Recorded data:
-- Opening Marker --
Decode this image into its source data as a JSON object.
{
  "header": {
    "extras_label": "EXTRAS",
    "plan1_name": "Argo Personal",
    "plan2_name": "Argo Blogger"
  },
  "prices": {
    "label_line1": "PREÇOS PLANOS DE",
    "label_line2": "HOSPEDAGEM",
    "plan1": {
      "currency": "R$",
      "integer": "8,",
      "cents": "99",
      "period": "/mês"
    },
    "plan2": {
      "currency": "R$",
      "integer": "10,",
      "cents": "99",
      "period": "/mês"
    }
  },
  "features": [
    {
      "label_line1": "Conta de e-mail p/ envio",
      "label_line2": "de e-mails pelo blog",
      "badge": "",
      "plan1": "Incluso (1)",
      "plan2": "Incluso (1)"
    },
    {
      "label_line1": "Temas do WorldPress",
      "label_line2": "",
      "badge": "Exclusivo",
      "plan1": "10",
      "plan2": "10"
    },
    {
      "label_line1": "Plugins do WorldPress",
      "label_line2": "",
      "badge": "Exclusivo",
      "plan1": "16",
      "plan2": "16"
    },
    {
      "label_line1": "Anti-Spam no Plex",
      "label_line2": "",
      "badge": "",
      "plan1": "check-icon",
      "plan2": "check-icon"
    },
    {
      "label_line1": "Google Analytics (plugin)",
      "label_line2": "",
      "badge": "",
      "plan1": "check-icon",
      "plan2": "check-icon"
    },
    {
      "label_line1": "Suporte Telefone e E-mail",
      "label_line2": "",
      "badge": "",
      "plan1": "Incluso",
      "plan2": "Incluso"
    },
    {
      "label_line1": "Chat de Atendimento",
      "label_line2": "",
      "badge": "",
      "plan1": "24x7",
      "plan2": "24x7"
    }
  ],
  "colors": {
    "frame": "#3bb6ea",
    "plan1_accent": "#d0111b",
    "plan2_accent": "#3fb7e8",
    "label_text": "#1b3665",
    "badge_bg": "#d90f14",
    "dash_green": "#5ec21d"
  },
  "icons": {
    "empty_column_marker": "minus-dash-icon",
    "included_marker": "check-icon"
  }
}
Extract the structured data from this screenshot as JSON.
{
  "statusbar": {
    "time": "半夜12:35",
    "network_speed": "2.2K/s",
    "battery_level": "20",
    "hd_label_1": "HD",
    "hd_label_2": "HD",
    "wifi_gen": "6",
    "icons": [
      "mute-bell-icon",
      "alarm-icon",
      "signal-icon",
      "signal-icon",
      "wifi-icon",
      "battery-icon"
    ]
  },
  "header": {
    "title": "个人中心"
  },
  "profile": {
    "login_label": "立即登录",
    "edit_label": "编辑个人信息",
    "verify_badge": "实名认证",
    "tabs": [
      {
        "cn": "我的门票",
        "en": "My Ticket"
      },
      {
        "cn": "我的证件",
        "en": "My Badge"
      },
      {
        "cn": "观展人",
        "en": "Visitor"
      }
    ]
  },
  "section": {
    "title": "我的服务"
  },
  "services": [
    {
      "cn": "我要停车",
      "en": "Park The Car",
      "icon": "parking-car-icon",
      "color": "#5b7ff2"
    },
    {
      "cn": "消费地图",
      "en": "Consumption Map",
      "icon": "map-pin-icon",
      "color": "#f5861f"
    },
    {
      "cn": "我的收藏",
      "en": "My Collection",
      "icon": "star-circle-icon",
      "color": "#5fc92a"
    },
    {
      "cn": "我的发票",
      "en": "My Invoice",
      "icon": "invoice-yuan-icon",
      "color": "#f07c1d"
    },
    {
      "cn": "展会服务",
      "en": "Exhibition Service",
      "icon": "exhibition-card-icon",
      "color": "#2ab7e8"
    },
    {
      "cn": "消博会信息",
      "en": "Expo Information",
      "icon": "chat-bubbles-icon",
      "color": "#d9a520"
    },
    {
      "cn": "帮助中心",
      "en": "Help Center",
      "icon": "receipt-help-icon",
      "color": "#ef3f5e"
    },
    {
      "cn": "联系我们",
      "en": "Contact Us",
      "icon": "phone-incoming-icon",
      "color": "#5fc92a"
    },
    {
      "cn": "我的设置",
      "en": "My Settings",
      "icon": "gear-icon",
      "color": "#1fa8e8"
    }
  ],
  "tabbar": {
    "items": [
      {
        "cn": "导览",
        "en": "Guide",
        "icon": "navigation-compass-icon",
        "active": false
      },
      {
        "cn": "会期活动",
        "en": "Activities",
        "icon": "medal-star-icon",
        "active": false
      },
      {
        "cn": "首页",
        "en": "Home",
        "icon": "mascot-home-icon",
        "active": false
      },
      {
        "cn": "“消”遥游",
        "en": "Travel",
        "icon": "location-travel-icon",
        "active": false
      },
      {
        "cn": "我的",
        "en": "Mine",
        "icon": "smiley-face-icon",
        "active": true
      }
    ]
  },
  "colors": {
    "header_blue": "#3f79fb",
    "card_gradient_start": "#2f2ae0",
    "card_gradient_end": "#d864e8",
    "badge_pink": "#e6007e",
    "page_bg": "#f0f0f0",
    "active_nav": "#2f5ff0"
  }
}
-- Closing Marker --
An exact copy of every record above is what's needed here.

Decode this image into its source data as a JSON object.
{
  "header": {
    "extras_label": "EXTRAS",
    "plan1_name": "Argo Personal",
    "plan2_name": "Argo Blogger"
  },
  "prices": {
    "label_line1": "PREÇOS PLANOS DE",
    "label_line2": "HOSPEDAGEM",
    "plan1": {
      "currency": "R$",
      "integer": "8,",
      "cents": "99",
      "period": "/mês"
    },
    "plan2": {
      "currency": "R$",
      "integer": "10,",
      "cents": "99",
      "period": "/mês"
    }
  },
  "features": [
    {
      "label_line1": "Conta de e-mail p/ envio",
      "label_line2": "de e-mails pelo blog",
      "badge": "",
      "plan1": "Incluso (1)",
      "plan2": "Incluso (1)"
    },
    {
      "label_line1": "Temas do WorldPress",
      "label_line2": "",
      "badge": "Exclusivo",
      "plan1": "10",
      "plan2": "10"
    },
    {
      "label_line1": "Plugins do WorldPress",
      "label_line2": "",
      "badge": "Exclusivo",
      "plan1": "16",
      "plan2": "16"
    },
    {
      "label_line1": "Anti-Spam no Plex",
      "label_line2": "",
      "badge": "",
      "plan1": "check-icon",
      "plan2": "check-icon"
    },
    {
      "label_line1": "Google Analytics (plugin)",
      "label_line2": "",
      "badge": "",
      "plan1": "check-icon",
      "plan2": "check-icon"
    },
    {
      "label_line1": "Suporte Telefone e E-mail",
      "label_line2": "",
      "badge": "",
      "plan1": "Incluso",
      "plan2": "Incluso"
    },
    {
      "label_line1": "Chat de Atendimento",
      "label_line2": "",
      "badge": "",
      "plan1": "24x7",
      "plan2": "24x7"
    }
  ],
  "colors": {
    "frame": "#3bb6ea",
    "plan1_accent": "#d0111b",
    "plan2_accent": "#3fb7e8",
    "label_text": "#1b3665",
    "badge_bg": "#d90f14",
    "dash_green": "#5ec21d"
  },
  "icons": {
    "empty_column_marker": "minus-dash-icon",
    "included_marker": "check-icon"
  }
}
Extract the structured data from this screenshot as JSON.
{
  "statusbar": {
    "time": "半夜12:35",
    "network_speed": "2.2K/s",
    "battery_level": "20",
    "hd_label_1": "HD",
    "hd_label_2": "HD",
    "wifi_gen": "6",
    "icons": [
      "mute-bell-icon",
      "alarm-icon",
      "signal-icon",
      "signal-icon",
      "wifi-icon",
      "battery-icon"
    ]
  },
  "header": {
    "title": "个人中心"
  },
  "profile": {
    "login_label": "立即登录",
    "edit_label": "编辑个人信息",
    "verify_badge": "实名认证",
    "tabs": [
      {
        "cn": "我的门票",
        "en": "My Ticket"
      },
      {
        "cn": "我的证件",
        "en": "My Badge"
      },
      {
        "cn": "观展人",
        "en": "Visitor"
      }
    ]
  },
  "section": {
    "title": "我的服务"
  },
  "services": [
    {
      "cn": "我要停车",
      "en": "Park The Car",
      "icon": "parking-car-icon",
      "color": "#5b7ff2"
    },
    {
      "cn": "消费地图",
      "en": "Consumption Map",
      "icon": "map-pin-icon",
      "color": "#f5861f"
    },
    {
      "cn": "我的收藏",
      "en": "My Collection",
      "icon": "star-circle-icon",
      "color": "#5fc92a"
    },
    {
      "cn": "我的发票",
      "en": "My Invoice",
      "icon": "invoice-yuan-icon",
      "color": "#f07c1d"
    },
    {
      "cn": "展会服务",
      "en": "Exhibition Service",
      "icon": "exhibition-card-icon",
      "color": "#2ab7e8"
    },
    {
      "cn": "消博会信息",
      "en": "Expo Information",
      "icon": "chat-bubbles-icon",
      "color": "#d9a520"
    },
    {
      "cn": "帮助中心",
      "en": "Help Center",
      "icon": "receipt-help-icon",
      "color": "#ef3f5e"
    },
    {
      "cn": "联系我们",
      "en": "Contact Us",
      "icon": "phone-incoming-icon",
      "color": "#5fc92a"
    },
    {
      "cn": "我的设置",
      "en": "My Settings",
      "icon": "gear-icon",
      "color": "#1fa8e8"
    }
  ],
  "tabbar": {
    "items": [
      {
        "cn": "导览",
        "en": "Guide",
        "icon": "navigation-compass-icon",
        "active": false
      },
      {
        "cn": "会期活动",
        "en": "Activities",
        "icon": "medal-star-icon",
        "active": false
      },
      {
        "cn": "首页",
        "en": "Home",
        "icon": "mascot-home-icon",
        "active": false
      },
      {
        "cn": "“消”遥游",
        "en": "Travel",
        "icon": "location-travel-icon",
        "active": false
      },
      {
        "cn": "我的",
        "en": "Mine",
        "icon": "smiley-face-icon",
        "active": true
      }
    ]
  },
  "colors": {
    "header_blue": "#3f79fb",
    "card_gradient_start": "#2f2ae0",
    "card_gradient_end": "#d864e8",
    "badge_pink": "#e6007e",
    "page_bg": "#f0f0f0",
    "active_nav": "#2f5ff0"
  }
}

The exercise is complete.